This applies to both you and your parents. The average cost for a couple both aged 60 and above could range anywhere from about $2,700 to $5,600. This may seem expensive for you to spend now, but think of how expensive care is later on down the road. The sooner you buy long-term care insurance, the less expensive it should be, so don't wait until your parents are much older or become ill. Also, put the premium payments on auto pay to ensure that the policy doesn't lapse. That’s a common occurrence with older parents who may have memory problems -- and quite a shock to discover when you need to use the insurance.
4. Get the legal paperwork in order
If your parents don’t have a durable power of attorney, a health-care directive and updated wills, make these a priority.
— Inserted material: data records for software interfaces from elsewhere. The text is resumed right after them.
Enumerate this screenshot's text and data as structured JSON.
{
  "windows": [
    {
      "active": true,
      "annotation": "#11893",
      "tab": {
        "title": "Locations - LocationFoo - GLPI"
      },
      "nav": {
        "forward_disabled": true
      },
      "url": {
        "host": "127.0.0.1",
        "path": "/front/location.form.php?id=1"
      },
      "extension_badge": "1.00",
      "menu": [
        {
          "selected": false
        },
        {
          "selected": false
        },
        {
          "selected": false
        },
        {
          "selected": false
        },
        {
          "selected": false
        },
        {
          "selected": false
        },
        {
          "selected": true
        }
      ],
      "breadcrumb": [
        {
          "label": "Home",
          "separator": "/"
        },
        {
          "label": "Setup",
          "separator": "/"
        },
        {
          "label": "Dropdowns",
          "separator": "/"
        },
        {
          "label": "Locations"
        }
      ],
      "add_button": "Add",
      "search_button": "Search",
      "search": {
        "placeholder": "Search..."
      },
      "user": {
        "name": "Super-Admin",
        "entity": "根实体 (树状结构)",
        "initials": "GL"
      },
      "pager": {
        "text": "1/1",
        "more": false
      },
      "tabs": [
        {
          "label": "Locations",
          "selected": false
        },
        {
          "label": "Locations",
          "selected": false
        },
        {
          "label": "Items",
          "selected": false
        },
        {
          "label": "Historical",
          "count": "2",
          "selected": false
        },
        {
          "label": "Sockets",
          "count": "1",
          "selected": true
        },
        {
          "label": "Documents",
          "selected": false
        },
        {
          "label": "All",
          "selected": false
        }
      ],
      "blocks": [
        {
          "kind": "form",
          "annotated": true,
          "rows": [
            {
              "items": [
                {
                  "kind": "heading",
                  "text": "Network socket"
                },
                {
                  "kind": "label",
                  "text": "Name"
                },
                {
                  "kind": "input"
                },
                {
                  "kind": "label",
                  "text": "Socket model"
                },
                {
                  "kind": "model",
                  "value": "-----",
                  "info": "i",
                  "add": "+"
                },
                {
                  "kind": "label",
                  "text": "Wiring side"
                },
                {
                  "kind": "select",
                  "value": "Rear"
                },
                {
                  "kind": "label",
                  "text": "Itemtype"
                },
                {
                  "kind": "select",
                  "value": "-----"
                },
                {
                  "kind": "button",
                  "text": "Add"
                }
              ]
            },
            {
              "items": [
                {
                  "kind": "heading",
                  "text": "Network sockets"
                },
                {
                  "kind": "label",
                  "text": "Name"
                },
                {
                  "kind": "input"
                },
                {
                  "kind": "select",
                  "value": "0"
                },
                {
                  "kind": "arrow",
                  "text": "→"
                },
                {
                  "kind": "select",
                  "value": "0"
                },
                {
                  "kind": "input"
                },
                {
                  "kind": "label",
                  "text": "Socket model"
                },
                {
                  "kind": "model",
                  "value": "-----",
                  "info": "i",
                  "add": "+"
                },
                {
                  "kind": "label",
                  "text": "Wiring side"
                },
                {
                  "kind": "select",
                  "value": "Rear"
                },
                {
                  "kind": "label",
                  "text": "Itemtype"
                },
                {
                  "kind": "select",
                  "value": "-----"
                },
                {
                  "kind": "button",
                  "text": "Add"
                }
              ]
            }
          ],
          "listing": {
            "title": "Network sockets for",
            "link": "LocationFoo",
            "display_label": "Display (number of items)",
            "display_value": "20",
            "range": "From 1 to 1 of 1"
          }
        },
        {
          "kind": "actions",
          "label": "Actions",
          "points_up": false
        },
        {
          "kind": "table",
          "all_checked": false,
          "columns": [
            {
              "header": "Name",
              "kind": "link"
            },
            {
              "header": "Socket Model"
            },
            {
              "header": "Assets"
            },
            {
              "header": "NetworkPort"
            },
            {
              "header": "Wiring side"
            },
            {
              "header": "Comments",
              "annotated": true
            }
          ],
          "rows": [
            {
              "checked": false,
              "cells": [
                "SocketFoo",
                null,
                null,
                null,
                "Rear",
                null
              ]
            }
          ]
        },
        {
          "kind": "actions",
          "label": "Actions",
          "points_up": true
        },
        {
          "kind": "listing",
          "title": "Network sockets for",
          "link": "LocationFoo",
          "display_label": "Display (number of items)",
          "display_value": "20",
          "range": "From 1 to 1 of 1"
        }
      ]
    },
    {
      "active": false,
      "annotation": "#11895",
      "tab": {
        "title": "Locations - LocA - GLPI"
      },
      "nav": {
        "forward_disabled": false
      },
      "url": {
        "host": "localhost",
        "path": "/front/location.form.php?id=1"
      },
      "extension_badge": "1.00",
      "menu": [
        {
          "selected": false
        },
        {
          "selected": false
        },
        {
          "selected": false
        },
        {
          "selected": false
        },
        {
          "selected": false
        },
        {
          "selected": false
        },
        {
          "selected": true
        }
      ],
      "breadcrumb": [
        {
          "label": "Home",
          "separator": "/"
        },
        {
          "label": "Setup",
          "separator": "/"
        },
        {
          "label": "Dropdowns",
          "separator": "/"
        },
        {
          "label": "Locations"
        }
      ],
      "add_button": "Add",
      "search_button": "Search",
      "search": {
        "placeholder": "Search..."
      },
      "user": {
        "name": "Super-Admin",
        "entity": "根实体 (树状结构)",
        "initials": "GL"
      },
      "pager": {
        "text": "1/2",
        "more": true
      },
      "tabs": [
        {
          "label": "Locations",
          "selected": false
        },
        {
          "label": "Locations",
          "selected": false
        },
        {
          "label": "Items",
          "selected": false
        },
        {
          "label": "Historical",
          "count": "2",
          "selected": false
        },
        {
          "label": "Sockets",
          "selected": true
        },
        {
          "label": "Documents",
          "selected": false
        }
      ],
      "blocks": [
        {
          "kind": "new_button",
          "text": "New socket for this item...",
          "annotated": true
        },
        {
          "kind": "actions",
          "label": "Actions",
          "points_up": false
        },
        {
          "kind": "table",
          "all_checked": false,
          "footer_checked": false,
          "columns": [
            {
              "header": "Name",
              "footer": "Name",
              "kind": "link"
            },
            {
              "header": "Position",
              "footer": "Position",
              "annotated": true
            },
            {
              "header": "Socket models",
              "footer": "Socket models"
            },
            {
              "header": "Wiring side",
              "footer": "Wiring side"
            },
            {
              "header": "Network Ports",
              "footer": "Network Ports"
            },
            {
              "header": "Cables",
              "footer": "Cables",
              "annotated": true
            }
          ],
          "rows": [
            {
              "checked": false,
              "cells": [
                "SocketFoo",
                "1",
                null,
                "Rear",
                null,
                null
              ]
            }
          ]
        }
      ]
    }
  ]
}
Sure, they are difficult subjects to talk about. However, they are very necessary. A durable power of attorney gives the named person the legal authority to handle bills and finances if a parent becomes disabled. The key is parents need to sign it before they become disabled for it to be legal.
Another necessary form is the health care power of attorney. This gives you the ability to decide on treatment options in case your parent(s) cannot make that choice. The final piece to consider is having a a living will or updated will. This applies to both your parents and yourself.
5. Inventory assets and consolidate accounts
Over the years, people set up multiple savings, checking, investment, credit card and retirement accounts at just as many financial institutions. A good rule of thumb with older parents is to consolidate accounts and assets so you know where to find them, should you need them. If transferring financial accounts to one institution is difficult or would penalize you, then be sure to have a singular place to store account statements so that it’s easier to manage if your parent becomes unable to take care of the finances.
6. Look for outside help
Whether it’s finding a math tutor for your kids or a consultant to recommend how to retrofit your parent’s home as they age, those who experience Sandwich Generation stress need to recognize that they can’t do it all. The National Family Caregiving Support Program is a good place to start. Since rules and regulations change all the time, having someone who can also advise about Medicare and Medicaid can be beneficial.
7. Keep saving
It’s often difficult to know how to juggle a mortgage, car payments, children’s needs, retirement and shouldering costs for aging parents. First, create a budget and stick to it. You don’t need to max out the credit cards and take on unnecessary debt. Then, consult with a qualified financial advisor to create a short-term and long-term game plan.
Navigating the waters of caring for kids and parents isn’t easy. However, there are ways to work around the challenges. With a bit of advanced planning, it can be done.